Imagine my surprise yesterday then when I discovered Question Time (usually watched via BBCi Player), followed by Dragon’s Eye (usually missed altogether – I’m rubbish at remembering about TV) and then Sharp End (again, usually missed – mainly because I only discovered it about 2 months ago on my last night off!)!
The focus of all three programmes was less surprising – MPs expenses. The public anger at what’s been happening at Westminster was palpable, most especially in the QT studio with the live audience. Both William Hague and Ben Bradshaw demonstrated how out of touch the two main UK parties are... Even Hague couldn’t help but laugh at the ridiculousness of Anthony Steen’s suggestion that criticism of his expenses was triggered by jealousy!

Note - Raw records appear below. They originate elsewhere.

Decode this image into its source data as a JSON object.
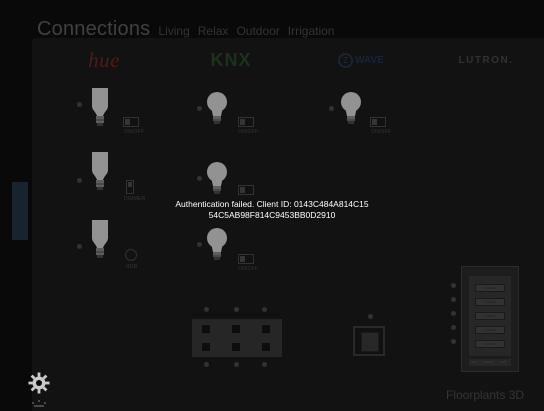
{
  "tabs": {
    "active": "Connections",
    "items": [
      "Living",
      "Relax",
      "Outdoor",
      "Irrigation"
    ]
  },
  "brands": {
    "hue": "hue",
    "knx": "KNX",
    "zwave": "WAVE",
    "zwave_z": "Z",
    "lutron": "LUTRON."
  },
  "controls": {
    "onoff": "ON/OFF",
    "dimmer": "DIMMER",
    "rgb": "RGB"
  },
  "keypad": {
    "buttons": [
      "SCENE 1",
      "SCENE 2",
      "SCENE 3",
      "SCENE 4",
      "SCENE 5"
    ],
    "foot": [
      "ON",
      "RAISE",
      "OFF"
    ]
  },
  "footer": {
    "app_name": "Floorplants 3D"
  },
  "toast": {
    "line1": "Authentication failed. Client ID: 0143C484A814C15",
    "line2": "54C5AB98F814C9453BB0D2910"
  },
  "icons": {
    "settings": "gear-icon",
    "bulb": "light-bulb-icon"
  },
  "colors": {
    "background": "#0b0b0b",
    "panel": "#151515",
    "hue_brand": "#5b1f1b",
    "knx_brand": "#1f3a1f",
    "zwave_brand": "#1d2a3e",
    "side_handle": "#1c2836",
    "toast_text": "#ffffff"
  }
}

Bradshaw seemed to think that just because he has continually campaigned for reform of expenses that that should pacify a crowd angered by the actions of Hazel Blears and Geoff Hoon, amongst others.
The overwhelming feeling amongst audience members was that Brown should call an election and let the public ‘sack’ those they have deemed to have failed them. I have to say, I share Mr Bradshaw’s concerns – yes, Brown should call an election. But before he does so, each and every claim should be investigated and the findings published so that we, the voting public, can make informed decisions about those that have represented us for the past five years or more. At the moment, every MP is being tarred with the brush of the guilty. Plaid’s Hywel Williams MP was forced on Dragon’s Eye to defend the decision of the Plaid Parliamentary Group to seek, and then to claim for the cost of legal advice on impeaching Tony Blair over the Iraq War. Regardless of what you think about the claim itself, surely no one can disagree that the job of the backbench MP is to hold the government to account? In Wales, where a larger proportion of our young men and women join the armed services, Elfyn, Hywel and Adam were representing the interests of many of their constituents who were to be sent to this illegal war.

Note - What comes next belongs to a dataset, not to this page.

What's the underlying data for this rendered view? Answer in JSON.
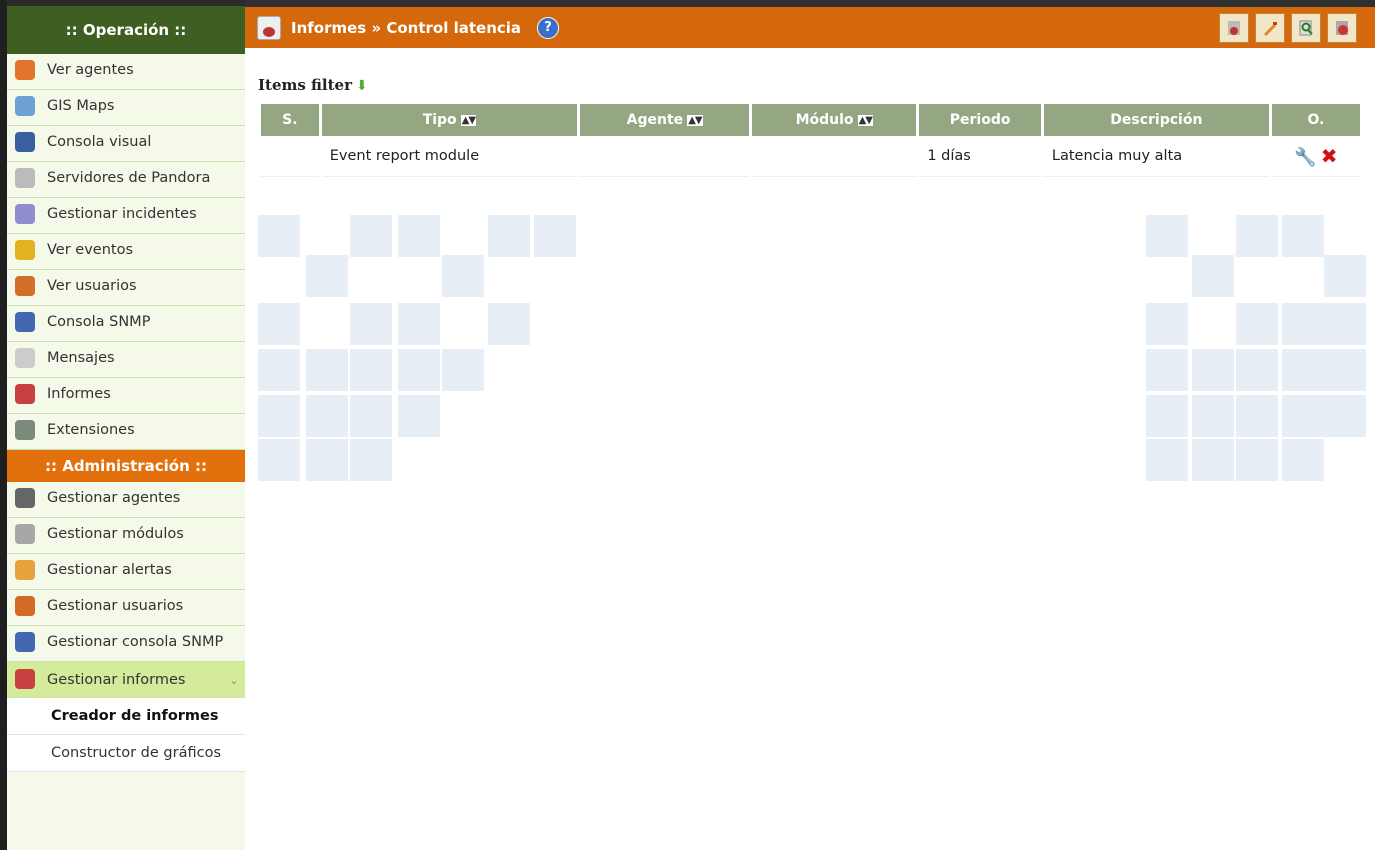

Reform is needed desperately, and as Vince Cable advocated, not just reform of the expenses system but wholesale reform of the parliamentary system. I just hope they don’t allow Blaenau Gwent’s Dai Davies, a seat on the oversight committee. If I am not mistaken, I heard Mr Davies advocate on Sharp End that MPs salaries be linked to the average wage of their constituents. I would be seriously concerned about the huge disparity between wages this would create. As Mai Davies pointed out, the Hon. Member for Blaenau Gwent's salary would drop to around £25,000 whilst the MP for Henley, or one of the many other London constituencies, would see his soar well into the hundred thousands. How would that kind of wage gap help foster effective representation and good governance?
Ooooo... it’s just occurred to me – the Conservative Party would abandon welsh seats!!